What this task involves>
Search the entries below for "online", and copy each line where it appears.

Segment Start: Exercise materials

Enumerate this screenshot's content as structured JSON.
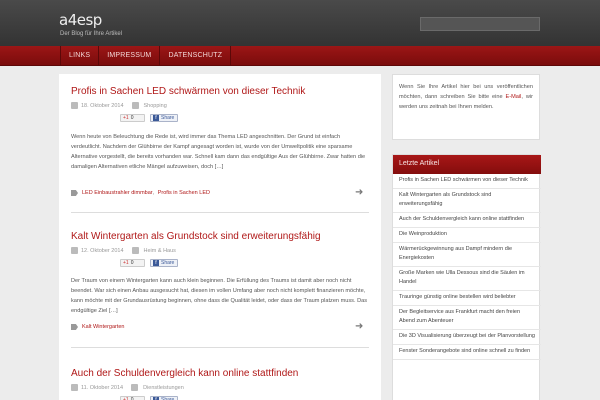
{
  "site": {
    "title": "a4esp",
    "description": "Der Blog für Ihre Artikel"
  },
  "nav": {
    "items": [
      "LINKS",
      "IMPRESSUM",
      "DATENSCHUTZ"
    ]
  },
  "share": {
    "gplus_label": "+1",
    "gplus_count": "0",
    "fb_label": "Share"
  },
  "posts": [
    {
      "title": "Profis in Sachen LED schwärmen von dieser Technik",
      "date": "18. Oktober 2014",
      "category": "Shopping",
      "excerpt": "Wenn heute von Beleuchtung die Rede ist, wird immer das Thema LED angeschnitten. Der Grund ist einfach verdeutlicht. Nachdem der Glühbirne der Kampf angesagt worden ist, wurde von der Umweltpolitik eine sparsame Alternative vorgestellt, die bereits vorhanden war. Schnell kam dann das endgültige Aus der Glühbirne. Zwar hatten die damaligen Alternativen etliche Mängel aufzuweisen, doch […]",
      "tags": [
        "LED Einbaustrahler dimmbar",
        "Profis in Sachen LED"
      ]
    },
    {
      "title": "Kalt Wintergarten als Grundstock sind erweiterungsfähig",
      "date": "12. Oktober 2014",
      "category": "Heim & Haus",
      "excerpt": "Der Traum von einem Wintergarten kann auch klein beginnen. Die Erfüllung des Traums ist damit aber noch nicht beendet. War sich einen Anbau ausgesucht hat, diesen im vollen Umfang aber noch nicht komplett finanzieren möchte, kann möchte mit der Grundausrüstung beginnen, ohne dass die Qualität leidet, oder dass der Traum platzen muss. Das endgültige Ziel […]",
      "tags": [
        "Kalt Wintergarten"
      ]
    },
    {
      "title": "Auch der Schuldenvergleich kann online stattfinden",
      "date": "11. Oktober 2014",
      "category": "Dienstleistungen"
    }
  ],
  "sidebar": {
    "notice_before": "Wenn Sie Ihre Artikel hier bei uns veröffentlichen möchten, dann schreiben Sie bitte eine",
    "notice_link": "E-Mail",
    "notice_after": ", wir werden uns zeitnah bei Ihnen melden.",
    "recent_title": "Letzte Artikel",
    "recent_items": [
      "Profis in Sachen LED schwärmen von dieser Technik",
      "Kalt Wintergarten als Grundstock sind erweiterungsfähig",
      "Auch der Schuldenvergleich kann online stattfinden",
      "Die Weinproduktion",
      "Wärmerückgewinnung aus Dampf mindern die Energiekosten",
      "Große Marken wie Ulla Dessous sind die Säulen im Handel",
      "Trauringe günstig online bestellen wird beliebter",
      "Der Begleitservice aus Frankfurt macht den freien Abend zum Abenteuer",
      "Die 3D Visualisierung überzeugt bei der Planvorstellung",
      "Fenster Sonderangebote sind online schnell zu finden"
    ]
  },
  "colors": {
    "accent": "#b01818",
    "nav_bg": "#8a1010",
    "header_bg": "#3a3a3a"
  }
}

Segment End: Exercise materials

Output of the task>
      "title": "Auch der Schuldenvergleich kann online stattfinden",
      "Auch der Schuldenvergleich kann online stattfinden",
      "Trauringe günstig online bestellen wird beliebter",
      "Fenster Sonderangebote sind online schnell zu finden"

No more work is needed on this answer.